Bill married (Edna Brown) in 1937. In 1947 he sold to the government (became Merryflat Grazing Co-op) and left for British Columbia. He died November 15, 1963 leaving his wife and four children.
Hec fired the steam engine for Jess Anderson for three years. One fall they were threshing at Scarlett’s. Jess, Andy Wilson and Hec had been in Govenlock playing poker and drinking. It was time to go to work, but Jess said Hec wanted to quit because he was winning. Still arguing they left. Part way there they stopped to continue the game, but as soon as the two stepped out Hec drove off for Scarlett’s. The two walked back to Govenlock and got a ride out. After a short sleep peace was restored and the work resumed. Hec also worked for Eva Gaff.
Hec sold Raleigh products from Shaunavon south from 1945 to 1953.I am sure many of his customers remember the lemonade drink that everyone referred to as Hector’s Nectar.
From 1956 to 1963 he trapped live beaver (from Battle Creek); they were shipped to Weaver Beaver Association at Salt Lake City.
Sister Em married Les Proud in 1908. They lived in Maple Creek and Les worked for John Redman in the printing office. He enlisted in 1914 and was in the war until 1918. During these years Em ran a boarding house in Vidora then moved to Regina. After she had the flu in 1918 she helped her doctor with patients in their home. One of these families was the Metz family, famous hockey player. On his return from the war Les started a vulcanizing shop in Regina. Les and Em had two children.

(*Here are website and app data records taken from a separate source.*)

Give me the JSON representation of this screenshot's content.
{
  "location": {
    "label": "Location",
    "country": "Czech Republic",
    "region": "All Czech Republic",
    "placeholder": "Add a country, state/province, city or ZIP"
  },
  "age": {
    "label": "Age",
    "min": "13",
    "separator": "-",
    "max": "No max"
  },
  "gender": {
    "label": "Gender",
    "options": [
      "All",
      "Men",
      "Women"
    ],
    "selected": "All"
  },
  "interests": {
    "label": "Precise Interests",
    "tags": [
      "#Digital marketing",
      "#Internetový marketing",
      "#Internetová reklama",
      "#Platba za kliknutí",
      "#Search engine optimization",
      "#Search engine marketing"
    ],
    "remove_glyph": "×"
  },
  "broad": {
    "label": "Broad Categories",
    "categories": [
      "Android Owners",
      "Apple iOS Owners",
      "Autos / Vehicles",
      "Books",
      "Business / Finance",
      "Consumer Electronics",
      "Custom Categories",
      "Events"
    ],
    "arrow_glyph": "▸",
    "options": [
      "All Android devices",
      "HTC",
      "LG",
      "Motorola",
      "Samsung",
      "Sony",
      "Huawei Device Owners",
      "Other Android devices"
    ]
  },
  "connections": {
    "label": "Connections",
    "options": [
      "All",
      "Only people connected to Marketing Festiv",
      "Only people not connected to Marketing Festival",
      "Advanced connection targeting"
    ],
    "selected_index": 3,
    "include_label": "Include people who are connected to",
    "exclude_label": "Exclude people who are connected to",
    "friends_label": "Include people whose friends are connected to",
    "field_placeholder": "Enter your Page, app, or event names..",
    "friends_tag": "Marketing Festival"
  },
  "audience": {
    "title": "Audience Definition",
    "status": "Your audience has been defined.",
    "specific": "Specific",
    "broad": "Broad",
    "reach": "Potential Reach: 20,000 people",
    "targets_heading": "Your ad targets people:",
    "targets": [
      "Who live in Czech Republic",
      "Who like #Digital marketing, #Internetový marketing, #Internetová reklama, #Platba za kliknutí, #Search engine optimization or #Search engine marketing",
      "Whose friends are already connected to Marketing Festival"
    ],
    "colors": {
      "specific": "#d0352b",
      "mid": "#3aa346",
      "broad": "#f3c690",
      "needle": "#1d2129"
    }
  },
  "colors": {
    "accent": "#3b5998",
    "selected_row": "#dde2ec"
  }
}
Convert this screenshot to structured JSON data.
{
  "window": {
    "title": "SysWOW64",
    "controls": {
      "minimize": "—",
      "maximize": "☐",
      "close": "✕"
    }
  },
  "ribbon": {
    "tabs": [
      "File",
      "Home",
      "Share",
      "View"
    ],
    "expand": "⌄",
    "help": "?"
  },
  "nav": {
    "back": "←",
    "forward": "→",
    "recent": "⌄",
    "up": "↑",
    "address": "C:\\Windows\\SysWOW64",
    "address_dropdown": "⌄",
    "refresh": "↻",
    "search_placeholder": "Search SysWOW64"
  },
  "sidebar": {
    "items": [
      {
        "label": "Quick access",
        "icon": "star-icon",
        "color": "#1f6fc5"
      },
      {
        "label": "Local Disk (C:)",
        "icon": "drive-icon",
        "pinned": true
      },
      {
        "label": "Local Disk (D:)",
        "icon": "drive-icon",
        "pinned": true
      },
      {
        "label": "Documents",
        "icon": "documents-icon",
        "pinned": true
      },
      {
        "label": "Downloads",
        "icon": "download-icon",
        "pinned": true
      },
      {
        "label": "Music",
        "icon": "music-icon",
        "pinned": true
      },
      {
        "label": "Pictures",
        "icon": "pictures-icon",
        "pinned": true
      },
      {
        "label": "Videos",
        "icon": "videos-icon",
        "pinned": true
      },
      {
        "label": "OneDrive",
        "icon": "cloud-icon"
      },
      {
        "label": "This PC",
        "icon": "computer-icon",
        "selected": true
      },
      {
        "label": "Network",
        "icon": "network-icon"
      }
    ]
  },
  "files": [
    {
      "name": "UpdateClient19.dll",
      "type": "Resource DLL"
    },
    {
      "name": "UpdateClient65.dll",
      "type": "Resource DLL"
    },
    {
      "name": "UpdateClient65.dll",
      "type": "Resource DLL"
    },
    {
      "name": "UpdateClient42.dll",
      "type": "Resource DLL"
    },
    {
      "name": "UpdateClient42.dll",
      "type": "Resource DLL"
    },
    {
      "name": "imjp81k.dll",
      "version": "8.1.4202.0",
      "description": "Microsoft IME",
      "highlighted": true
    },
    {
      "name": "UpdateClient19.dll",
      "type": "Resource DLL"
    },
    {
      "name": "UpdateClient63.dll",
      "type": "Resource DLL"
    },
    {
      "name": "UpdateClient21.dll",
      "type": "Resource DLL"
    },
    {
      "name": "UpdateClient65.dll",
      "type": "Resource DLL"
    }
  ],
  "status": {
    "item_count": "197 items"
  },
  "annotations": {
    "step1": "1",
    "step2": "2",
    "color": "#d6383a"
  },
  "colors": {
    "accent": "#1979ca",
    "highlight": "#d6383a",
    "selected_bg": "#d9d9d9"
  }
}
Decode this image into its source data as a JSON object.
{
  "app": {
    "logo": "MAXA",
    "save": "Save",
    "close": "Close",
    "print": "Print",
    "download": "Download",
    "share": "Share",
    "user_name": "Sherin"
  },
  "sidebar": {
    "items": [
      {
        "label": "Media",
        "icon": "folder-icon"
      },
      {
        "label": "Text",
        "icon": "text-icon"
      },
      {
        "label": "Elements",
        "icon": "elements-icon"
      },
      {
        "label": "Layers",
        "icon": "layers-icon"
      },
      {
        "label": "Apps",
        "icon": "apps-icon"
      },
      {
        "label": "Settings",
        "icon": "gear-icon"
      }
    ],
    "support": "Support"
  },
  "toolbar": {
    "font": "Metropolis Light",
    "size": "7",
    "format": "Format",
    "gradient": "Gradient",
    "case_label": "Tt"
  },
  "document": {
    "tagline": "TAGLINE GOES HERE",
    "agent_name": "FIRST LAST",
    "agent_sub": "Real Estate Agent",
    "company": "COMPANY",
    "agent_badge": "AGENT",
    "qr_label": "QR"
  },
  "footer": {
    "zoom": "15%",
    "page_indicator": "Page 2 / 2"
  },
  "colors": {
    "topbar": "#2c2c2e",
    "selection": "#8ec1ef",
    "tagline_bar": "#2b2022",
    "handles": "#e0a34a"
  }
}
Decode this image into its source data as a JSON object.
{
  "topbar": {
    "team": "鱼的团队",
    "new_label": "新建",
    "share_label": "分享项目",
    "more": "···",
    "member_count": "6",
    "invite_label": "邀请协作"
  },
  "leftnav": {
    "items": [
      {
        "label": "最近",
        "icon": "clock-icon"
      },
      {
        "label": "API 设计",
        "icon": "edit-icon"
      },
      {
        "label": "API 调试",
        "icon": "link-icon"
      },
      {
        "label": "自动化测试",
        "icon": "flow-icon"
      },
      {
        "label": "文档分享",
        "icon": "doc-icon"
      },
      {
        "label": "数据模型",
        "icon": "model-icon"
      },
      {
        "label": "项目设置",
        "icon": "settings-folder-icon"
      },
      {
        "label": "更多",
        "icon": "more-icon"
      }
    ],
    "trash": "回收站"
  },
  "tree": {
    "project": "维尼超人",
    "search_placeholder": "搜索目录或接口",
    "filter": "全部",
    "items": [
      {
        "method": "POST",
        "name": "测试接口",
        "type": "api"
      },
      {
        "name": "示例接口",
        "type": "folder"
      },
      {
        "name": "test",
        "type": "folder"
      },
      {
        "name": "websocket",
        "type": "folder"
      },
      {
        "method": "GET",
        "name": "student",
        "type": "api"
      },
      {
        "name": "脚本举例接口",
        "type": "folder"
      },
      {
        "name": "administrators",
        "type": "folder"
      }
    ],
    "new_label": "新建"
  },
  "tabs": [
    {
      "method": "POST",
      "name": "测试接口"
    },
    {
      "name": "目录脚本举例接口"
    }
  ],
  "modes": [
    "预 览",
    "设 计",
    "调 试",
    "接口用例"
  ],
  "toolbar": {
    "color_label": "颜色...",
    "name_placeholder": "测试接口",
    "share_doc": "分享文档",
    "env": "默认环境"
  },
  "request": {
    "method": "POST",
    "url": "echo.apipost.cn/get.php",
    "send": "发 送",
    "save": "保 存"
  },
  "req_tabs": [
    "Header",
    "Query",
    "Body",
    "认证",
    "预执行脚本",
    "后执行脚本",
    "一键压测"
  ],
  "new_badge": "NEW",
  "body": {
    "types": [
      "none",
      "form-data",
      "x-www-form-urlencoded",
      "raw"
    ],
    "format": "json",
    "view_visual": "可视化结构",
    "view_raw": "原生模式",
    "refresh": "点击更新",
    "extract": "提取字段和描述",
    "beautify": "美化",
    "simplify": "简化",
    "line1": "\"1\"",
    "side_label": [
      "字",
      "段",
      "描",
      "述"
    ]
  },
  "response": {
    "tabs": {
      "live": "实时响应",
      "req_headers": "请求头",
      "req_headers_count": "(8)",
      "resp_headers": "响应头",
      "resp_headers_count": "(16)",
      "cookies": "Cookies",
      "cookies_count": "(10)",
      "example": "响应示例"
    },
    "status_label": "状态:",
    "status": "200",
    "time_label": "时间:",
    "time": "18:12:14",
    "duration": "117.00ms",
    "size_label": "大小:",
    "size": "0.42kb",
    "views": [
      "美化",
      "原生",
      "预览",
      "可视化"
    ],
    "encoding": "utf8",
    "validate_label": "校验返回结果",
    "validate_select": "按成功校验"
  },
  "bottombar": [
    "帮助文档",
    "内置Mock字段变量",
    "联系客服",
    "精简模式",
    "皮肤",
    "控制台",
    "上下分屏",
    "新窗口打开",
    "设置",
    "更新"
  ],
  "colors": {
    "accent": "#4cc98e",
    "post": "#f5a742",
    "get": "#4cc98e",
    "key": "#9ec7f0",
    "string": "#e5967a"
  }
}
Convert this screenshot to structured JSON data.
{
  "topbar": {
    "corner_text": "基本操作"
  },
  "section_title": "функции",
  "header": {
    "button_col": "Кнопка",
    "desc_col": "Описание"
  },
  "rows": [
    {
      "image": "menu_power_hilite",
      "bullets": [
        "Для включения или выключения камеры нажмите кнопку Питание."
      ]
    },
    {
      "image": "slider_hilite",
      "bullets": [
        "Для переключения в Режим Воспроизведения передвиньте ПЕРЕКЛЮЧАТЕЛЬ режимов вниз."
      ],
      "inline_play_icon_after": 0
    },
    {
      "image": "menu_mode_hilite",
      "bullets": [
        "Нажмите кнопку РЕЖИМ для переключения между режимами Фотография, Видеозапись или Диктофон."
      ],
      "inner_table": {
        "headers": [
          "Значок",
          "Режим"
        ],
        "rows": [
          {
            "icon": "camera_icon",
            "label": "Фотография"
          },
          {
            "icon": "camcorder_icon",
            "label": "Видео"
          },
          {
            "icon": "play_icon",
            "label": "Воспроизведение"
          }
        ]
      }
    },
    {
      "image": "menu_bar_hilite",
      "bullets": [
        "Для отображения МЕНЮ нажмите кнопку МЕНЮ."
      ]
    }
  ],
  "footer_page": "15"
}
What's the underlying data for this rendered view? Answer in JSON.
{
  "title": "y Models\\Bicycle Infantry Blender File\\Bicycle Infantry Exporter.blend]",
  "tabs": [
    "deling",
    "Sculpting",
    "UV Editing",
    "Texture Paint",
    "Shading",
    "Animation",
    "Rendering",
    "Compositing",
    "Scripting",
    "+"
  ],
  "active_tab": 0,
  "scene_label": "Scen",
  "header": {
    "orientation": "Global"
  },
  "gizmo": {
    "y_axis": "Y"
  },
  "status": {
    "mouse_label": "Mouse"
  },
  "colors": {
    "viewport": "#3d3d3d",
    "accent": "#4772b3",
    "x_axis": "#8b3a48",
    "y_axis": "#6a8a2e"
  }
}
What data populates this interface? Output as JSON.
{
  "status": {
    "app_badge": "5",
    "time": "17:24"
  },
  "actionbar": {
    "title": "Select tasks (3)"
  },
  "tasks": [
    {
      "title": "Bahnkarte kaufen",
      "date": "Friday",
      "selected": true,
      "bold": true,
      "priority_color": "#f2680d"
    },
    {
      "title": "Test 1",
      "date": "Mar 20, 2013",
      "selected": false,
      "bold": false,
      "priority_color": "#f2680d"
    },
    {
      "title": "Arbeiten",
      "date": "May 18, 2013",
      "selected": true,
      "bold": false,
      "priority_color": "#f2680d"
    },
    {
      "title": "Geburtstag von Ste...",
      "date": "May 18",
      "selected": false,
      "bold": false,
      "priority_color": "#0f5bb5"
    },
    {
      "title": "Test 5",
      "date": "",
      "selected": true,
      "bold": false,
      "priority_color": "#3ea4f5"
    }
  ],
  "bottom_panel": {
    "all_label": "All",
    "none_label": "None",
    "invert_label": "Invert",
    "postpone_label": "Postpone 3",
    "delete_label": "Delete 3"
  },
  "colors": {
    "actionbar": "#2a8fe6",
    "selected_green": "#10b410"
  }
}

Liz married Dave Findlay from Fleming, Sask. He was a station agent for the CPR. After his retirement they moved to West Vancouver.